The efficacy of a vaccine is the other important criterion when choosing a vaccine. The commercially available clostridial vaccines vary in their composition in terms of the Clostridium species included and the adjuvant, and they therefore differ considerably in efficacy against the various Clostridium species (Crichton and others 1986, Green and others 1987). The antibody response induced by a multivalent clostridial vaccine is generally accepted as an immunological marker for protection.
All vaccines licensed for use in the EU have been tested for safety and efficacy, and the data from licensing studies are often in the public domain. However, a comparison of two products is possible only if they are tested side-by-side in the same study. In the present study, two multivalent clostridial vaccines were compared for systemic reactions in terms of rectal body temperatures, as well as the specific immune response, after their use in sheep.
Fifty lambs of either sex, between two and three weeks of age and with a birthweight of at least 2.5 kg, were included in the study. All the animals were from dams that had not been vaccinated against clostridiosis.
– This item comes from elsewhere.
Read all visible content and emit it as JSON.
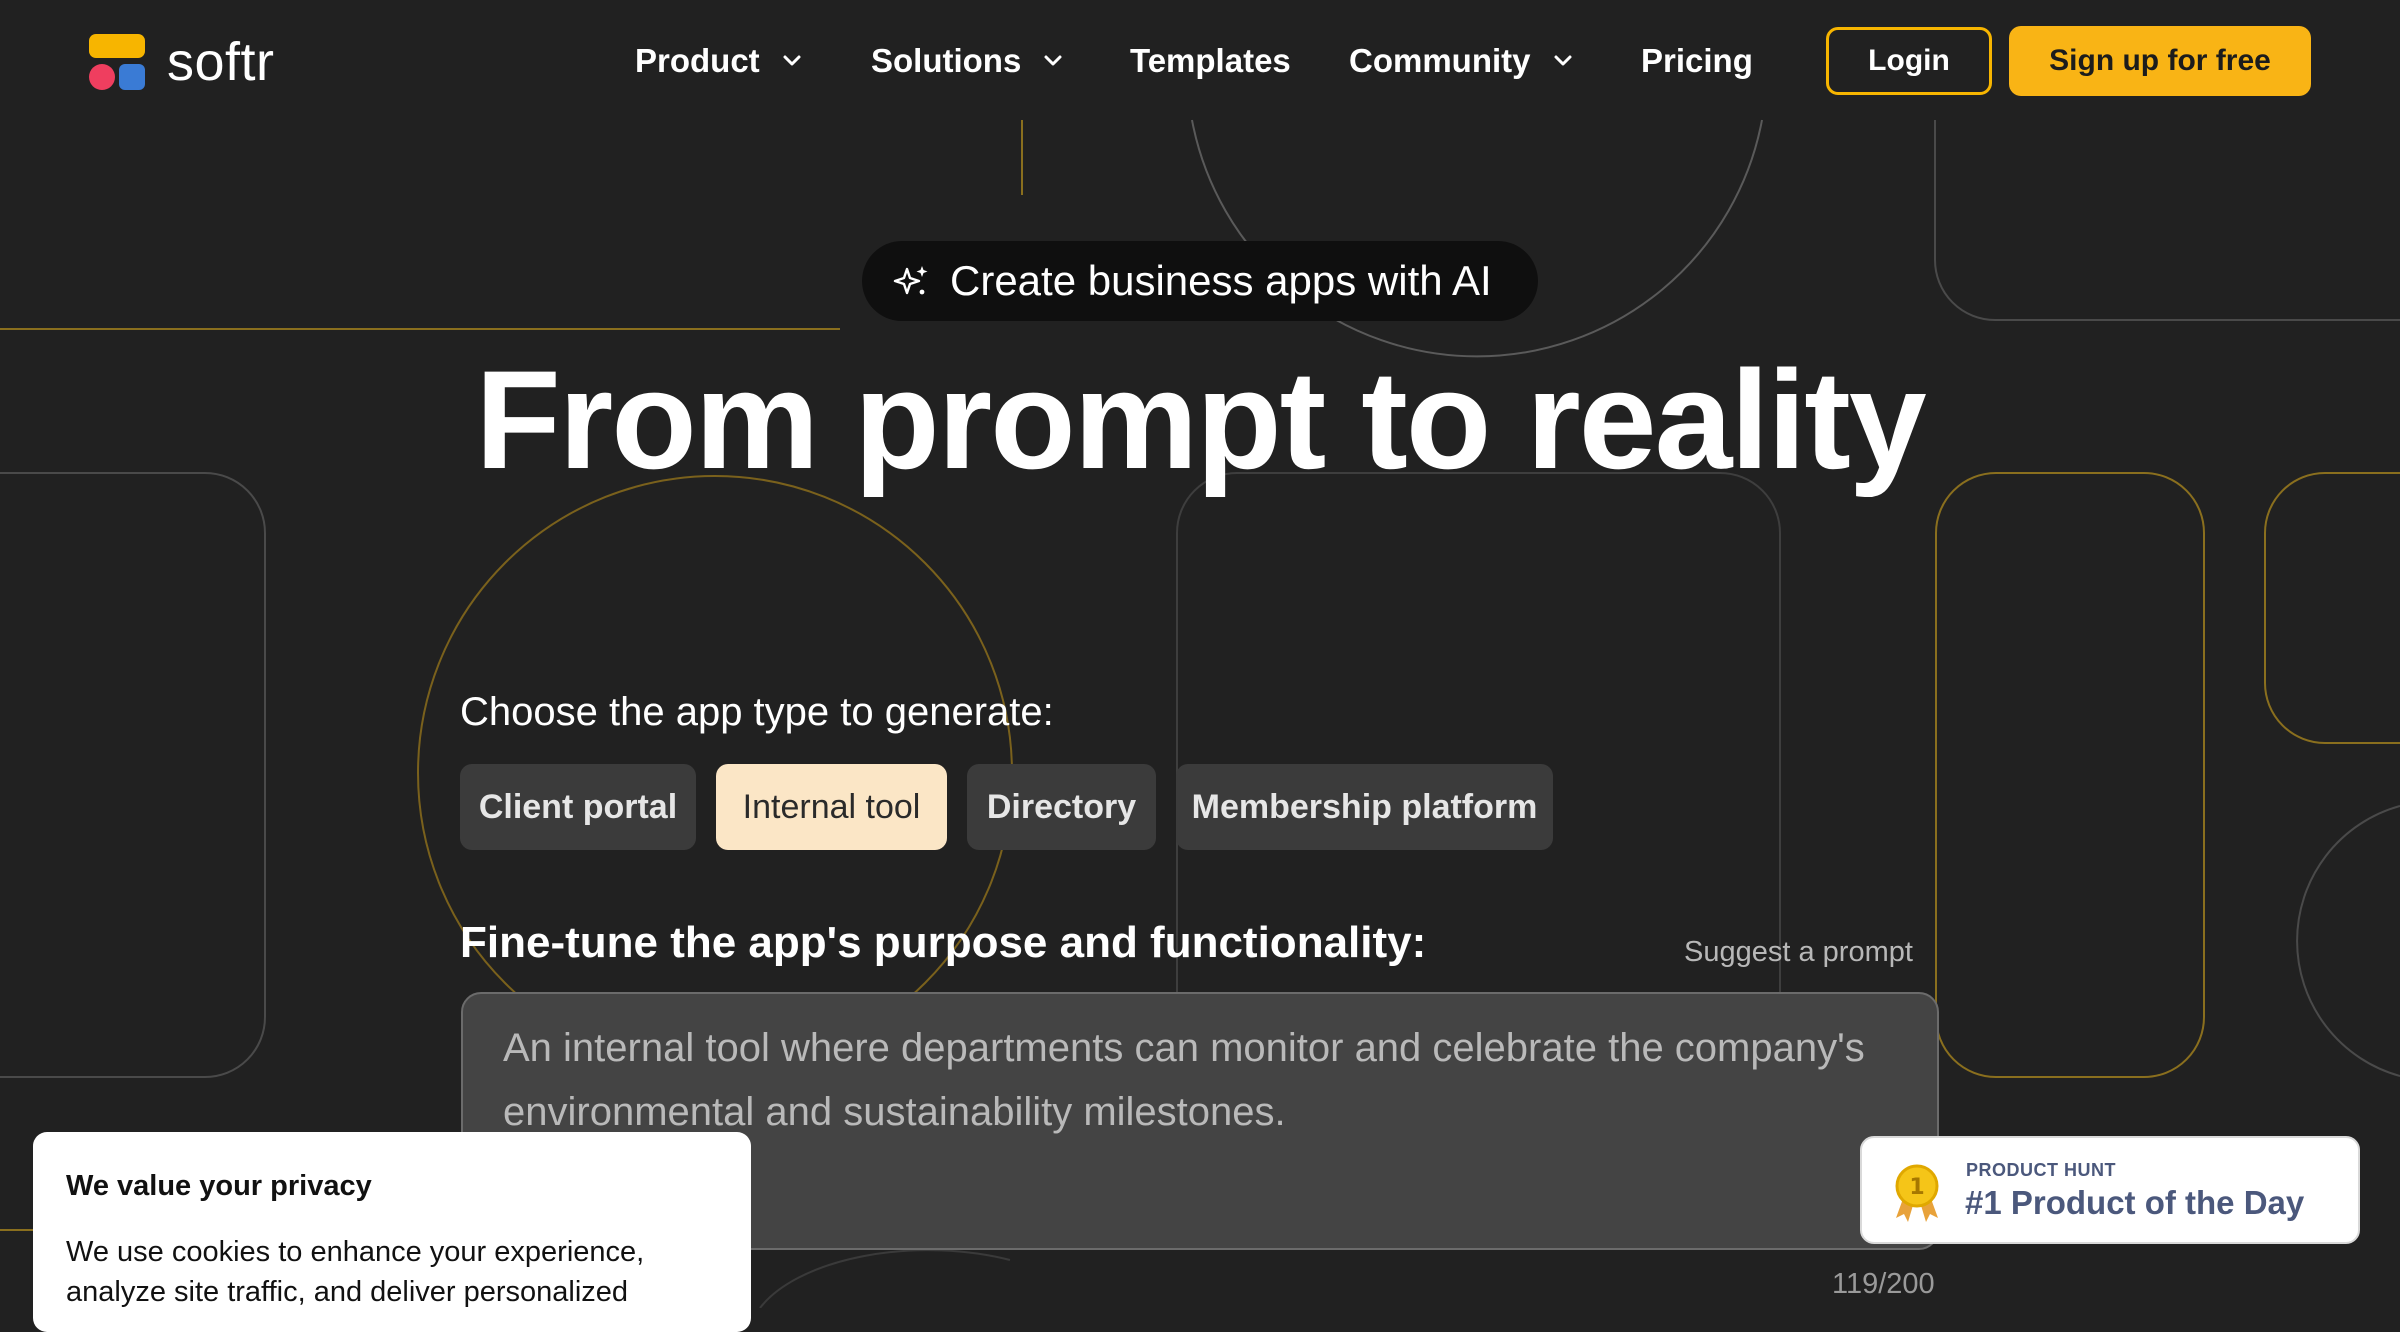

The lambs were randomly assigned to one of three treatments (vaccination …